Put simply, men in public life are allowed to caricature themselves to a degree that woman simply aren’t. The parameters in which female politicians are allowed to express their personalities boil down to being either a bitch, butch, or a mummy. In comparison, male politicians possess a whole spectrum of skins, waiting to be slipped into. How was it that Boris Johnson was able to get stuck on a zipwire in 2012, but then be taken seriously by many during the Leave campaign? Philip Hammond is labelled as the front bench’s Eyore and the ‘most boring man in British politics’ yet remains widely respected in the chamber. Corbyn’s excited adoption of SnapChat further testifies to his public icon persona. What about Farage, mixing politics and pints for years, and personifying every man ever you don’t want to get stuck talking to in the pub. And don’t get me started on Bercow or Rees-Mogg.

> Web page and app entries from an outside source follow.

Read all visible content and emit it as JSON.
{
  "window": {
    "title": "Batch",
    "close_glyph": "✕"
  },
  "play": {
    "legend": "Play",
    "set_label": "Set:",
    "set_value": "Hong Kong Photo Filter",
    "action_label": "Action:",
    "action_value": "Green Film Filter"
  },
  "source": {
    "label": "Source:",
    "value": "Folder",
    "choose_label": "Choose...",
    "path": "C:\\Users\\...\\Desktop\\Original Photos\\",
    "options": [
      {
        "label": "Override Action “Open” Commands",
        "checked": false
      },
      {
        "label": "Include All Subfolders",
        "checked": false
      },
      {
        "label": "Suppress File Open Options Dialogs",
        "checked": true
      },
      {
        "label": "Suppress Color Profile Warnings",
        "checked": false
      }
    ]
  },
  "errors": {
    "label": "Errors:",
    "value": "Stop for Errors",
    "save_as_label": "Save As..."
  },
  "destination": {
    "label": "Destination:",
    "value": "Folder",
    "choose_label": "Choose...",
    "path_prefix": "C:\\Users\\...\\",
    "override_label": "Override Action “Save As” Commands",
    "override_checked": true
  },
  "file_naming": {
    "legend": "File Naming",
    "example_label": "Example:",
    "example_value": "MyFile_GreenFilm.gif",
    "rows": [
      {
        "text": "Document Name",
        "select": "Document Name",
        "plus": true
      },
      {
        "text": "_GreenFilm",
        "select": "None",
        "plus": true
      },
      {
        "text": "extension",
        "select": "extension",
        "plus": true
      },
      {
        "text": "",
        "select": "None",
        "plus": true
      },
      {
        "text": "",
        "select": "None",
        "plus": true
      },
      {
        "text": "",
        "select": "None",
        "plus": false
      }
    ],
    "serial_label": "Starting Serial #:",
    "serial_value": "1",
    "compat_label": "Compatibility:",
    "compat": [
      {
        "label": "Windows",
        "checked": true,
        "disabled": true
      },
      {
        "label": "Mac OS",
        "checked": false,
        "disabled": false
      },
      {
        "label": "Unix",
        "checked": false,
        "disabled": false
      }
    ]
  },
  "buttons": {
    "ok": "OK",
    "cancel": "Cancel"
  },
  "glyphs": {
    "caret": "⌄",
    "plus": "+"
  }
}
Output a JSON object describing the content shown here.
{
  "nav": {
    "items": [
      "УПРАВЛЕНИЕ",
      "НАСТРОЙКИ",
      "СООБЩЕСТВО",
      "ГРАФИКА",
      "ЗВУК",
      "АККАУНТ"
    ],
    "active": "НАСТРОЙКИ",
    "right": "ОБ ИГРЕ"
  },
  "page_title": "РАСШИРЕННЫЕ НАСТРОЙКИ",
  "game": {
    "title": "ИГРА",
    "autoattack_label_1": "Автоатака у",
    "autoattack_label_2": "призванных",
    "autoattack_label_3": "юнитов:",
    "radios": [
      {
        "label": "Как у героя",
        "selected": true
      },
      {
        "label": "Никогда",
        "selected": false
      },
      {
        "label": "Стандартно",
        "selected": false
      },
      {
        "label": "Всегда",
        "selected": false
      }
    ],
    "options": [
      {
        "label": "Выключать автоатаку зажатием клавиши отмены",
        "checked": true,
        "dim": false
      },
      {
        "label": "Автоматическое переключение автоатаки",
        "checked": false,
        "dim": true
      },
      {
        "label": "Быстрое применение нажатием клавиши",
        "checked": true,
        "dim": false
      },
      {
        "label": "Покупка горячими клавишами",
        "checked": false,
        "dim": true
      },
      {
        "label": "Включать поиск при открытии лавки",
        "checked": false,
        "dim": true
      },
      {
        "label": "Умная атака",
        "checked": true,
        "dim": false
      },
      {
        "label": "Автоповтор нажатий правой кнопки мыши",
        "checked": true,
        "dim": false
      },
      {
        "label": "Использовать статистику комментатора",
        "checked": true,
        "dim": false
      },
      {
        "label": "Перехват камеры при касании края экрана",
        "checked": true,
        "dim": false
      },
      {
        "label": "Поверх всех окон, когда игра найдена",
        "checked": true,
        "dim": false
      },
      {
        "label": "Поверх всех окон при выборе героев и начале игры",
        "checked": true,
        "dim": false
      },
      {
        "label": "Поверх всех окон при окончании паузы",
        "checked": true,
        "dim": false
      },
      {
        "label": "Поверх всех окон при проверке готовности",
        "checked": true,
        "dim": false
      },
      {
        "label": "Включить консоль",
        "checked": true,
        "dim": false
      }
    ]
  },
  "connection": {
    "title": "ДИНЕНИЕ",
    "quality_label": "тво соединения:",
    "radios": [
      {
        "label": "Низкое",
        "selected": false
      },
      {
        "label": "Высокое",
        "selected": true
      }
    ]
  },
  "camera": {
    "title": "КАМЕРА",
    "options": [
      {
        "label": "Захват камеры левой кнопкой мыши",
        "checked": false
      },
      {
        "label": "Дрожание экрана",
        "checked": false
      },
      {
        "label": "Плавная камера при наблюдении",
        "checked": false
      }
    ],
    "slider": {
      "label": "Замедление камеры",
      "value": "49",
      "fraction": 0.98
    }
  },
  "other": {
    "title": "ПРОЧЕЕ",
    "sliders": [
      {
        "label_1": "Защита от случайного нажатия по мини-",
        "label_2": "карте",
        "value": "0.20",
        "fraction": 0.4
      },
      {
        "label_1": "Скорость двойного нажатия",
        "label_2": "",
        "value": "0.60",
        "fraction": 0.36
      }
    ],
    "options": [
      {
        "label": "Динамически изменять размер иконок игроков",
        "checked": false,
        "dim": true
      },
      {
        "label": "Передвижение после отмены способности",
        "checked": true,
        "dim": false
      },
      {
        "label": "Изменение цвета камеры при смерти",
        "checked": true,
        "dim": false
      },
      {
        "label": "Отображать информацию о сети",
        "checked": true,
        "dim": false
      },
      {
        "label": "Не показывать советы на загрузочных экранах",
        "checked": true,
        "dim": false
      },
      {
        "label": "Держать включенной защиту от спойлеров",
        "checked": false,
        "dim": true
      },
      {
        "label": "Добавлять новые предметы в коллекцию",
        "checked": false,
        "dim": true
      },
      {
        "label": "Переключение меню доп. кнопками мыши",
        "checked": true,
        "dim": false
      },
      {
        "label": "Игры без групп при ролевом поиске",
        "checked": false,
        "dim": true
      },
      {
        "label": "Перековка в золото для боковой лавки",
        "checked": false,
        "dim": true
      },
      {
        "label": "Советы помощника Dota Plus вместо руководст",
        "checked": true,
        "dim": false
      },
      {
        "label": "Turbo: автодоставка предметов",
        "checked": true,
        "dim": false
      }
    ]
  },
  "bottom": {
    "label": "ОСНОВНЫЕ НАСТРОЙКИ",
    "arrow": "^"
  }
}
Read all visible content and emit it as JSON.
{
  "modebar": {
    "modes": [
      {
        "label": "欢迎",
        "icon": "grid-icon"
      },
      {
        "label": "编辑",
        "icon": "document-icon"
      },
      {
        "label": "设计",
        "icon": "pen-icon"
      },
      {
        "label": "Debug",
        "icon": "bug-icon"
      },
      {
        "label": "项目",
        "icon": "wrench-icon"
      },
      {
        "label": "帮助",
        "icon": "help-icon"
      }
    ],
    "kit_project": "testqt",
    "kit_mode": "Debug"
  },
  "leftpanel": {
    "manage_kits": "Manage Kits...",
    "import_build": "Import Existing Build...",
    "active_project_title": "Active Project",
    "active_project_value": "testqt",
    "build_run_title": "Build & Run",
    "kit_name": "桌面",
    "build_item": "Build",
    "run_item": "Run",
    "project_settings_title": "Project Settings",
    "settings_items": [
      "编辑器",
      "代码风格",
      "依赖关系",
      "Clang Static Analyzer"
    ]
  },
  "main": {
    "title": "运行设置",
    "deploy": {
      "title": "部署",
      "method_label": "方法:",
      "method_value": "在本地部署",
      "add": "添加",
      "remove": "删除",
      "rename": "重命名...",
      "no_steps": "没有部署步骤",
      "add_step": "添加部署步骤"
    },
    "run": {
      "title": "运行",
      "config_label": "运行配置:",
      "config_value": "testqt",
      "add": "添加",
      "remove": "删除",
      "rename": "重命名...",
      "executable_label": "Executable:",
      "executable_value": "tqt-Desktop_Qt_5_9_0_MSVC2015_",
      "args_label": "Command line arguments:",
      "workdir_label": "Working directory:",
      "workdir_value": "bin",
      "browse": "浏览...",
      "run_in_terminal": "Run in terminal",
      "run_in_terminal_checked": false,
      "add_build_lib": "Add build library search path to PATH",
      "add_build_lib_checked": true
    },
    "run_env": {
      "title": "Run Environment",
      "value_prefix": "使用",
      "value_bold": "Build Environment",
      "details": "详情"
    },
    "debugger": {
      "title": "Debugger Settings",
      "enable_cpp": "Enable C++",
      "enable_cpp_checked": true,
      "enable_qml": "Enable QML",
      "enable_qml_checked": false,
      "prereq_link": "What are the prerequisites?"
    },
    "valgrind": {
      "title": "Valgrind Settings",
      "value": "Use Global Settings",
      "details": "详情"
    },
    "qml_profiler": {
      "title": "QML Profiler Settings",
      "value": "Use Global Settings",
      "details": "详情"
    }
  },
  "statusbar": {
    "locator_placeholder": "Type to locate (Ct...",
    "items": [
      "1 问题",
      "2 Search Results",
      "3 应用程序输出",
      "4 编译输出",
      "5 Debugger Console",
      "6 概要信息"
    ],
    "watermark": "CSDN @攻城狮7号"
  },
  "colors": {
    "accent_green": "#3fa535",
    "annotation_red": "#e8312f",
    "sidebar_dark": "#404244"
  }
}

This is not to say that female politicians are not allowed to have personalities full stop, but the media personas they do possess are far more limited than the above. Not to mention that what women are wearing – instead of what they’re saying – is too readily a starting point. See Theresa May, quickly labelled as ‘Maybot’ for her ‘robotic’ campaign style. While May’s relations with the public could be drastically improved, the press lazily tropes her as this metal figure with a dramatic shoe collection. Need another example? Scroll down to the comments section of any article covering a woman trying to get elected/ legislate/ just politic and count the number of times said woman is described as ‘cold’. The Daily Mail would be an easy starting point. Sure, maybe May doesn’t want to strap on a harness and zipwire into the next PMQs, but maybe she’d at least like to be asked?
I recently met three leading female Conservative politicians; Amber Rudd, Ruth Davidson, and Andrea Leadsom. It wasn’t planned, but between the Rudd’s steely media image, widespread memes of Davidson in a tank, and Leadsom’s own self-righteous comments on motherhood, could they be the bitch, butch, and mummy of the right? While the ‘best’ politicians never fully let the mask slip, I’d like to think that my positionality as a young, amateur reporter allowed for a bit of slack. I hosted Davidson at a live Q&A event in January, interviewed Rudd for a radio show feature in February, and posed questions to Leadsom whilst at a roundtable event in March. They do say first impressions are made in the first seven seconds. Although, at each event I was able to be alone with each politician for about 20 minutes. There is no doubt the way the media depicts women is unfair, so I have decided to report on who I found.